■ Supplied data ■

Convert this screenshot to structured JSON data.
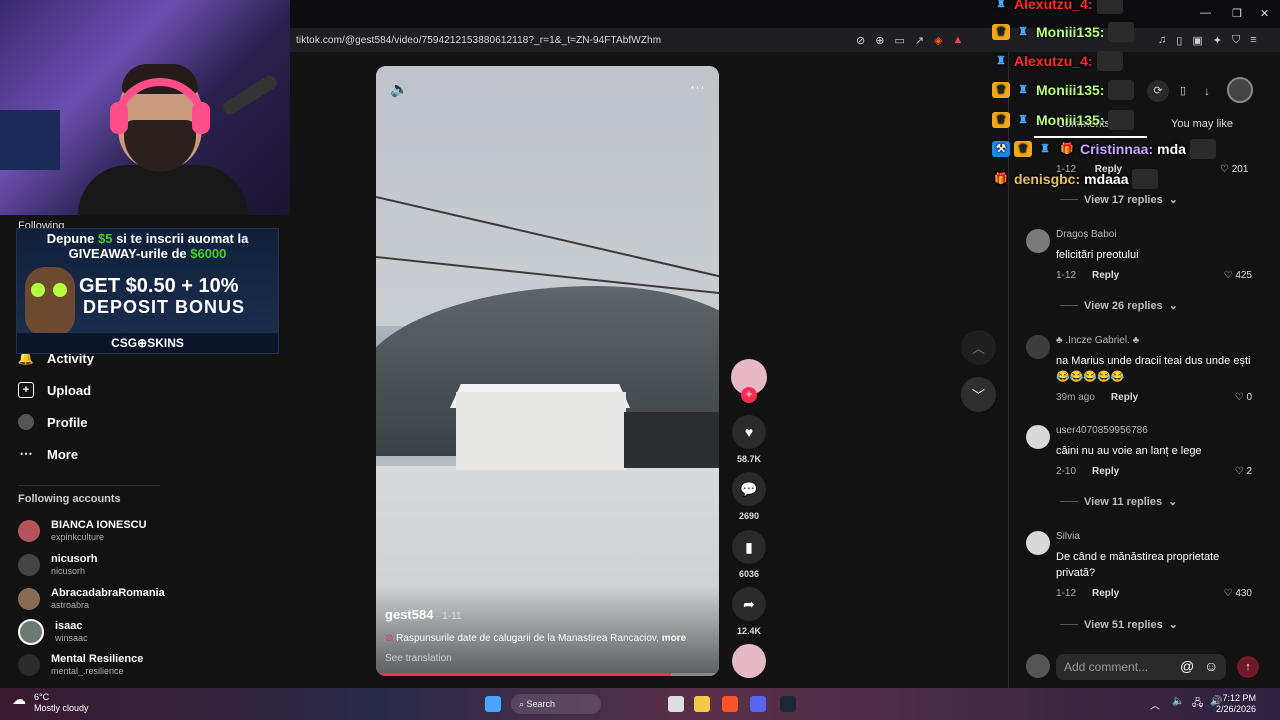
{
  "browser": {
    "url": "tiktok.com/@gest584/video/7594212153880612118?_r=1&_t=ZN-94FTAbfWZhm"
  },
  "sidebar": {
    "following_label": "Following",
    "nav": [
      {
        "label": "Activity",
        "icon": "bell-icon"
      },
      {
        "label": "Upload",
        "icon": "plus-square-icon"
      },
      {
        "label": "Profile",
        "icon": "profile-avatar-icon"
      },
      {
        "label": "More",
        "icon": "more-dots-icon"
      }
    ],
    "following_accounts_title": "Following accounts",
    "accounts": [
      {
        "name": "BIANCA IONESCU",
        "handle": "expinkculture"
      },
      {
        "name": "nicusorh",
        "handle": "nicusorh"
      },
      {
        "name": "AbracadabraRomania",
        "handle": "astroabra"
      },
      {
        "name": "isaac",
        "handle": "winsaac"
      },
      {
        "name": "Mental Resilience",
        "handle": "mental_.resilience"
      }
    ]
  },
  "ad": {
    "line1a": "Depune ",
    "line1b": "$5",
    "line1c": " si te inscrii auomat la",
    "line2a": "GIVEAWAY-urile de ",
    "line2b": "$6000",
    "big1": "GET $0.50 + 10%",
    "big2": "DEPOSIT BONUS",
    "brand": "CSG⊕SKINS"
  },
  "video": {
    "username": "gest584",
    "date": " · 1-11",
    "caption": "Raspunsurile date de calugarii de la Manastirea Rancaciov,",
    "more": "more",
    "translate": "See translation",
    "progress": 0.86
  },
  "actions": {
    "likes": "58.7K",
    "comments": "2690",
    "saves": "6036",
    "shares": "12.4K"
  },
  "comments_panel": {
    "tab_comments": "Comments",
    "tab_like": "You may like",
    "top_meta_date": "1-12",
    "top_meta_reply": "Reply",
    "top_likes": "201",
    "top_view_replies": "View 17 replies",
    "items": [
      {
        "user": "Dragoș Baboi",
        "text": "felicitări preotului",
        "date": "1-12",
        "reply": "Reply",
        "likes": "425",
        "view": "View 26 replies"
      },
      {
        "user": "♣ .Incze Gabriel. ♣",
        "text": "na Marius unde dracii teai dus unde ești 😂😂😂😂😂",
        "date": "39m ago",
        "reply": "Reply",
        "likes": "0",
        "view": ""
      },
      {
        "user": "user4070859956786",
        "text": "câini nu au voie an lanț e lege",
        "date": "2-10",
        "reply": "Reply",
        "likes": "2",
        "view": "View 11 replies"
      },
      {
        "user": "Silvia",
        "text": "De când e mănăstirea proprietate privată?",
        "date": "1-12",
        "reply": "Reply",
        "likes": "430",
        "view": "View 51 replies"
      }
    ],
    "add_comment_placeholder": "Add comment..."
  },
  "chat": [
    {
      "user": "Alexutzu_4:",
      "color": "#ff2a2a",
      "msg": "",
      "badges": [
        "robot"
      ]
    },
    {
      "user": "Moniii135:",
      "color": "#b6ff7a",
      "msg": "",
      "badges": [
        "crown",
        "robot"
      ]
    },
    {
      "user": "Alexutzu_4:",
      "color": "#ff2a2a",
      "msg": "",
      "badges": [
        "robot"
      ]
    },
    {
      "user": "Moniii135:",
      "color": "#b6ff7a",
      "msg": "",
      "badges": [
        "crown",
        "robot"
      ]
    },
    {
      "user": "Moniii135:",
      "color": "#b6ff7a",
      "msg": "",
      "badges": [
        "crown",
        "robot"
      ]
    },
    {
      "user": "Cristinnaa:",
      "color": "#c9a6ff",
      "msg": "mda",
      "badges": [
        "hammer",
        "crown",
        "robot",
        "gift"
      ]
    },
    {
      "user": "denisgbc:",
      "color": "#e6c35c",
      "msg": "mdaaa",
      "badges": [
        "gift"
      ]
    }
  ],
  "taskbar": {
    "weather_temp": "6°C",
    "weather_desc": "Mostly cloudy",
    "search": "Search",
    "time": "7:12 PM",
    "date": "2/26/2026"
  }
}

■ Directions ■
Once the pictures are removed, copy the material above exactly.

■ Response to the task ■
Convert this screenshot to structured JSON data.
{
  "browser": {
    "url": "tiktok.com/@gest584/video/7594212153880612118?_r=1&_t=ZN-94FTAbfWZhm"
  },
  "sidebar": {
    "following_label": "Following",
    "nav": [
      {
        "label": "Activity",
        "icon": "bell-icon"
      },
      {
        "label": "Upload",
        "icon": "plus-square-icon"
      },
      {
        "label": "Profile",
        "icon": "profile-avatar-icon"
      },
      {
        "label": "More",
        "icon": "more-dots-icon"
      }
    ],
    "following_accounts_title": "Following accounts",
    "accounts": [
      {
        "name": "BIANCA IONESCU",
        "handle": "expinkculture"
      },
      {
        "name": "nicusorh",
        "handle": "nicusorh"
      },
      {
        "name": "AbracadabraRomania",
        "handle": "astroabra"
      },
      {
        "name": "isaac",
        "handle": "winsaac"
      },
      {
        "name": "Mental Resilience",
        "handle": "mental_.resilience"
      }
    ]
  },
  "ad": {
    "line1a": "Depune ",
    "line1b": "$5",
    "line1c": " si te inscrii auomat la",
    "line2a": "GIVEAWAY-urile de ",
    "line2b": "$6000",
    "big1": "GET $0.50 + 10%",
    "big2": "DEPOSIT BONUS",
    "brand": "CSG⊕SKINS"
  },
  "video": {
    "username": "gest584",
    "date": " · 1-11",
    "caption": "Raspunsurile date de calugarii de la Manastirea Rancaciov,",
    "more": "more",
    "translate": "See translation",
    "progress": 0.86
  },
  "actions": {
    "likes": "58.7K",
    "comments": "2690",
    "saves": "6036",
    "shares": "12.4K"
  },
  "comments_panel": {
    "tab_comments": "Comments",
    "tab_like": "You may like",
    "top_meta_date": "1-12",
    "top_meta_reply": "Reply",
    "top_likes": "201",
    "top_view_replies": "View 17 replies",
    "items": [
      {
        "user": "Dragoș Baboi",
        "text": "felicitări preotului",
        "date": "1-12",
        "reply": "Reply",
        "likes": "425",
        "view": "View 26 replies"
      },
      {
        "user": "♣ .Incze Gabriel. ♣",
        "text": "na Marius unde dracii teai dus unde ești 😂😂😂😂😂",
        "date": "39m ago",
        "reply": "Reply",
        "likes": "0",
        "view": ""
      },
      {
        "user": "user4070859956786",
        "text": "câini nu au voie an lanț e lege",
        "date": "2-10",
        "reply": "Reply",
        "likes": "2",
        "view": "View 11 replies"
      },
      {
        "user": "Silvia",
        "text": "De când e mănăstirea proprietate privată?",
        "date": "1-12",
        "reply": "Reply",
        "likes": "430",
        "view": "View 51 replies"
      }
    ],
    "add_comment_placeholder": "Add comment..."
  },
  "chat": [
    {
      "user": "Alexutzu_4:",
      "color": "#ff2a2a",
      "msg": "",
      "badges": [
        "robot"
      ]
    },
    {
      "user": "Moniii135:",
      "color": "#b6ff7a",
      "msg": "",
      "badges": [
        "crown",
        "robot"
      ]
    },
    {
      "user": "Alexutzu_4:",
      "color": "#ff2a2a",
      "msg": "",
      "badges": [
        "robot"
      ]
    },
    {
      "user": "Moniii135:",
      "color": "#b6ff7a",
      "msg": "",
      "badges": [
        "crown",
        "robot"
      ]
    },
    {
      "user": "Moniii135:",
      "color": "#b6ff7a",
      "msg": "",
      "badges": [
        "crown",
        "robot"
      ]
    },
    {
      "user": "Cristinnaa:",
      "color": "#c9a6ff",
      "msg": "mda",
      "badges": [
        "hammer",
        "crown",
        "robot",
        "gift"
      ]
    },
    {
      "user": "denisgbc:",
      "color": "#e6c35c",
      "msg": "mdaaa",
      "badges": [
        "gift"
      ]
    }
  ],
  "taskbar": {
    "weather_temp": "6°C",
    "weather_desc": "Mostly cloudy",
    "search": "Search",
    "time": "7:12 PM",
    "date": "2/26/2026"
  }
}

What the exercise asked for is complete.